These consist of anything from normal loans with 40 per cent or maybe more rates of interest, name loans (using the name of a vehicle as loan security), deferred deposit loans (an understanding to move cash or wages up to a loan provider at a time that is certain change for an in advance re re payment) and always check cashing solutions that typically provide people without bank reports.

The industry begun to thrive when you look at the 1980s and 1990s after lawmakers eliminated an 18 per cent limit on interest levels (originally authorized in 1913) included in a 1984 session that is special Citicorp to open up credit cards processing center in nevada.

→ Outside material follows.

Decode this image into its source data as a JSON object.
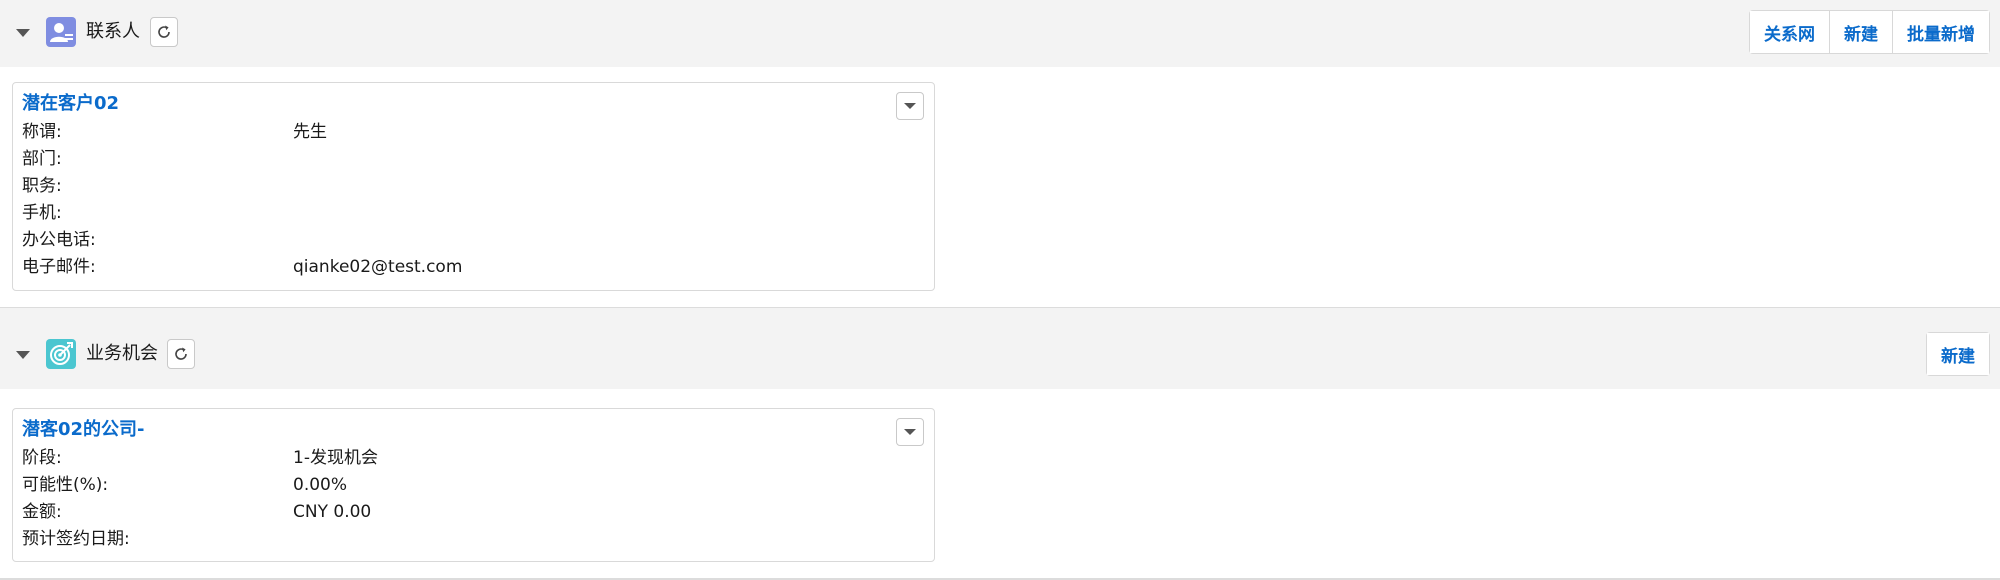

Citicorp is fully gone , nevertheless the lending that is payday continues to be; Nevada has around 95 organizations certified as high interest lenders with about 300 branches. In 2016, those organizations made about 836,000 deposit that is deferred, nearly 516,000 name loans or more to 439,000 high interest loans.

In addition to industry has gained clout that is much the Legislature: Payday financing businesses contributed a lot more than $172,000 to convey lawmakers during the last 2 yrs, with top recipients including Assembly Speaker Jason Frierson and Senate Majority Leader Kelvin Atkinson (both received $23,500). At the very least eight high interest loan providers are represented by 22 different lobbyists in Carson City, including previous top Democratic lawmakers John Oceguera, Marcus Conklin and William Horne.

State legislation contains numerous restrictions on loans and customer protections if a person defaults on that loan, however the state hasn’t placed mortgage limit or perhaps a restriction on what much cash could be loaned beyond a limitation of 25 % of an individual’s earnings.

For the two bills impacting payday financing, Swank’s AB118 is easy incorporating a 36 % limit on interest levels for just about any loan provider presently certified underneath the state’s legal framework for high interest, short term installment loans. She proposed a comparable bill in the 2017 session that included an identical rate of interest limit, limitations on where loan providers could possibly be situated and just how numerous loans could possibly be applied for yearly, nevertheless the measure neglected to gain much traction and didn’t allow it to be out from the Assembly.

“I’ve done this twice prior to and got absolutely absolutely nothing through, and this seems simple and easy towards the point,” she stated. “I’m additionally hearing there’s a potential ballot initiative coming down the pike, therefore perhaps we could get in front of that and negotiate lots. That could be better for many events included, because we understand that whenever payday lenders battle ballot initiatives, they fork out a lot of cash and so they lose consistently.”

In the other end, Democratic Sen. Yvanna Cancela’s bill SB201 takes a significantly less intense approach. The measure would codify areas of the Military that is federal Lending which forbids loans above 36 per cent interest as well as other limitations on loans for active duty military users into state legislation, which Cancela stated she brought over concerns that the federal customer Financial Protection Bureau isn’t any much much longer actively supervising lenders for violations regarding the work and it is alternatively just investigating complaints.

The bill additionally permits loan providers to incorporate informative data on state supplied welfare solutions such as for example meals stamps within their offices and possibly many controversially develop a monitoring database for pay day loans.

The thought of a database is not new at the very least 14 other states have actually produced databases that are similar taken care of by nominal charges (between $0.49 and $1.24 per loan) and track information relating to loan amounts, any charges assessed on customers, standard prices and interest charged on loans. In 2017, Swank’s bill producing a database never ever managed to get out of committee, and an urgent situation measure developing a database introduced by Frierson passed the Assembly for a 30 11 vote but passed away in a Senate committee from the final time of this session.